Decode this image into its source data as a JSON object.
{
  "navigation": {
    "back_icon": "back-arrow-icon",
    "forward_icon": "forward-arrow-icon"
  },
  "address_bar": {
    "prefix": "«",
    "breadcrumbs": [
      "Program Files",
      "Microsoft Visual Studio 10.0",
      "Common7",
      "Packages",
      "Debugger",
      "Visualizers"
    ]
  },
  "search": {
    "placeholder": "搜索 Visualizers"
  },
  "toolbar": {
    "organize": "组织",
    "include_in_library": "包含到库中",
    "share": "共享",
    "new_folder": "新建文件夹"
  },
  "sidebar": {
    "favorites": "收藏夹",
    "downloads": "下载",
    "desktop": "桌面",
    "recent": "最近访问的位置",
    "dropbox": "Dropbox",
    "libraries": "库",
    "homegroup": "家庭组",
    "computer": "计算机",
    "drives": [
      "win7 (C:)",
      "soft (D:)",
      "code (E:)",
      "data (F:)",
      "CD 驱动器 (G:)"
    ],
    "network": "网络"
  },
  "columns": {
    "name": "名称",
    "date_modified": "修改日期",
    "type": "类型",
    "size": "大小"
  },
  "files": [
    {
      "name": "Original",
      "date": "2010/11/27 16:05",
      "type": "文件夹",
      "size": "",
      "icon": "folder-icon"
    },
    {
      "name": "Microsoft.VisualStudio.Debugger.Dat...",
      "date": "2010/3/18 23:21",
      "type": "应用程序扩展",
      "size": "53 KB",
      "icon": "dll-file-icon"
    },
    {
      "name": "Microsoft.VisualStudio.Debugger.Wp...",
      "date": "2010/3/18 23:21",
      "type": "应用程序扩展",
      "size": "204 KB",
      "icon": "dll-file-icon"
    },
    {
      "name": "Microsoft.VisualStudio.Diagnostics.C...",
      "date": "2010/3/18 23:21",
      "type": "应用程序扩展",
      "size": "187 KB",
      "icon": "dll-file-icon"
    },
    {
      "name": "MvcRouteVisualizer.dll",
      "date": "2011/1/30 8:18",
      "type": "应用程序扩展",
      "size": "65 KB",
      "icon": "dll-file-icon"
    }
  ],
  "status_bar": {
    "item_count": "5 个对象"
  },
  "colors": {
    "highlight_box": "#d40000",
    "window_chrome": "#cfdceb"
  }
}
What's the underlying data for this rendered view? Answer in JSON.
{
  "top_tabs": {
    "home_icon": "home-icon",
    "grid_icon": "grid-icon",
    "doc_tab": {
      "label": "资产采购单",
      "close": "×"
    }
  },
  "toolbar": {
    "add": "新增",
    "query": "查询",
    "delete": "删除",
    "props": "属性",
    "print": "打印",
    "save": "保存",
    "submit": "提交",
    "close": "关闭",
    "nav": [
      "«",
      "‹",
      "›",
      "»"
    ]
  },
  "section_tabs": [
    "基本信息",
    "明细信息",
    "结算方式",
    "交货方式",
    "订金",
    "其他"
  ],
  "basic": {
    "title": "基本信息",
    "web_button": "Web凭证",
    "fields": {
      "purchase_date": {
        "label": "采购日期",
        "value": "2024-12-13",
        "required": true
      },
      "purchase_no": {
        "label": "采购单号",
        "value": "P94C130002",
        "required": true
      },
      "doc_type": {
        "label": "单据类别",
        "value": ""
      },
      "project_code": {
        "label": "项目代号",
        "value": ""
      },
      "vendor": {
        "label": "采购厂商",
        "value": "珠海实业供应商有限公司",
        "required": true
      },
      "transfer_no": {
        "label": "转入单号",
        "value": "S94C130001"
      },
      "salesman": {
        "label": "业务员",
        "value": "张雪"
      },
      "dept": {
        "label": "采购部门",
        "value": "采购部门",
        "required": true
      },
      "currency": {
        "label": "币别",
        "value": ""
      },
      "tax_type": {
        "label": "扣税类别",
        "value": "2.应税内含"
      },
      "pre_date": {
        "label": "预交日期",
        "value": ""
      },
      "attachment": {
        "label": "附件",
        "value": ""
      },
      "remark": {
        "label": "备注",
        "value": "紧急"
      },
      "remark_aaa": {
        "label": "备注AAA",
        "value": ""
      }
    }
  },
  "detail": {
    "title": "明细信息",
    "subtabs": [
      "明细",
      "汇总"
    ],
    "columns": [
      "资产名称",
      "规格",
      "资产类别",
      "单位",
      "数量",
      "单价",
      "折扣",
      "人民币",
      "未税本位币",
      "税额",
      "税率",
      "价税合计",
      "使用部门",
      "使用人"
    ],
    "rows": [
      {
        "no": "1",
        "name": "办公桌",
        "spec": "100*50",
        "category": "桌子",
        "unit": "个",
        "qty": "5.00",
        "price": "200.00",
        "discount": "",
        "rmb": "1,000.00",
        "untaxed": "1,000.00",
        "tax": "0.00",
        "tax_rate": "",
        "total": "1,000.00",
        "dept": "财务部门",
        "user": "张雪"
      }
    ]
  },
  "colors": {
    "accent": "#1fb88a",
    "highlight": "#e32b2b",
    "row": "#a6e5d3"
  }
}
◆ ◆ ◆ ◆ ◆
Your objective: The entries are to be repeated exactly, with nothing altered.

Response to the task:
Decode this image into its source data as a JSON object.
{
  "navigation": {
    "back_icon": "back-arrow-icon",
    "forward_icon": "forward-arrow-icon"
  },
  "address_bar": {
    "prefix": "«",
    "breadcrumbs": [
      "Program Files",
      "Microsoft Visual Studio 10.0",
      "Common7",
      "Packages",
      "Debugger",
      "Visualizers"
    ]
  },
  "search": {
    "placeholder": "搜索 Visualizers"
  },
  "toolbar": {
    "organize": "组织",
    "include_in_library": "包含到库中",
    "share": "共享",
    "new_folder": "新建文件夹"
  },
  "sidebar": {
    "favorites": "收藏夹",
    "downloads": "下载",
    "desktop": "桌面",
    "recent": "最近访问的位置",
    "dropbox": "Dropbox",
    "libraries": "库",
    "homegroup": "家庭组",
    "computer": "计算机",
    "drives": [
      "win7 (C:)",
      "soft (D:)",
      "code (E:)",
      "data (F:)",
      "CD 驱动器 (G:)"
    ],
    "network": "网络"
  },
  "columns": {
    "name": "名称",
    "date_modified": "修改日期",
    "type": "类型",
    "size": "大小"
  },
  "files": [
    {
      "name": "Original",
      "date": "2010/11/27 16:05",
      "type": "文件夹",
      "size": "",
      "icon": "folder-icon"
    },
    {
      "name": "Microsoft.VisualStudio.Debugger.Dat...",
      "date": "2010/3/18 23:21",
      "type": "应用程序扩展",
      "size": "53 KB",
      "icon": "dll-file-icon"
    },
    {
      "name": "Microsoft.VisualStudio.Debugger.Wp...",
      "date": "2010/3/18 23:21",
      "type": "应用程序扩展",
      "size": "204 KB",
      "icon": "dll-file-icon"
    },
    {
      "name": "Microsoft.VisualStudio.Diagnostics.C...",
      "date": "2010/3/18 23:21",
      "type": "应用程序扩展",
      "size": "187 KB",
      "icon": "dll-file-icon"
    },
    {
      "name": "MvcRouteVisualizer.dll",
      "date": "2011/1/30 8:18",
      "type": "应用程序扩展",
      "size": "65 KB",
      "icon": "dll-file-icon"
    }
  ],
  "status_bar": {
    "item_count": "5 个对象"
  },
  "colors": {
    "highlight_box": "#d40000",
    "window_chrome": "#cfdceb"
  }
}
What's the underlying data for this rendered view? Answer in JSON.
{
  "top_tabs": {
    "home_icon": "home-icon",
    "grid_icon": "grid-icon",
    "doc_tab": {
      "label": "资产采购单",
      "close": "×"
    }
  },
  "toolbar": {
    "add": "新增",
    "query": "查询",
    "delete": "删除",
    "props": "属性",
    "print": "打印",
    "save": "保存",
    "submit": "提交",
    "close": "关闭",
    "nav": [
      "«",
      "‹",
      "›",
      "»"
    ]
  },
  "section_tabs": [
    "基本信息",
    "明细信息",
    "结算方式",
    "交货方式",
    "订金",
    "其他"
  ],
  "basic": {
    "title": "基本信息",
    "web_button": "Web凭证",
    "fields": {
      "purchase_date": {
        "label": "采购日期",
        "value": "2024-12-13",
        "required": true
      },
      "purchase_no": {
        "label": "采购单号",
        "value": "P94C130002",
        "required": true
      },
      "doc_type": {
        "label": "单据类别",
        "value": ""
      },
      "project_code": {
        "label": "项目代号",
        "value": ""
      },
      "vendor": {
        "label": "采购厂商",
        "value": "珠海实业供应商有限公司",
        "required": true
      },
      "transfer_no": {
        "label": "转入单号",
        "value": "S94C130001"
      },
      "salesman": {
        "label": "业务员",
        "value": "张雪"
      },
      "dept": {
        "label": "采购部门",
        "value": "采购部门",
        "required": true
      },
      "currency": {
        "label": "币别",
        "value": ""
      },
      "tax_type": {
        "label": "扣税类别",
        "value": "2.应税内含"
      },
      "pre_date": {
        "label": "预交日期",
        "value": ""
      },
      "attachment": {
        "label": "附件",
        "value": ""
      },
      "remark": {
        "label": "备注",
        "value": "紧急"
      },
      "remark_aaa": {
        "label": "备注AAA",
        "value": ""
      }
    }
  },
  "detail": {
    "title": "明细信息",
    "subtabs": [
      "明细",
      "汇总"
    ],
    "columns": [
      "资产名称",
      "规格",
      "资产类别",
      "单位",
      "数量",
      "单价",
      "折扣",
      "人民币",
      "未税本位币",
      "税额",
      "税率",
      "价税合计",
      "使用部门",
      "使用人"
    ],
    "rows": [
      {
        "no": "1",
        "name": "办公桌",
        "spec": "100*50",
        "category": "桌子",
        "unit": "个",
        "qty": "5.00",
        "price": "200.00",
        "discount": "",
        "rmb": "1,000.00",
        "untaxed": "1,000.00",
        "tax": "0.00",
        "tax_rate": "",
        "total": "1,000.00",
        "dept": "财务部门",
        "user": "张雪"
      }
    ]
  },
  "colors": {
    "accent": "#1fb88a",
    "highlight": "#e32b2b",
    "row": "#a6e5d3"
  }
}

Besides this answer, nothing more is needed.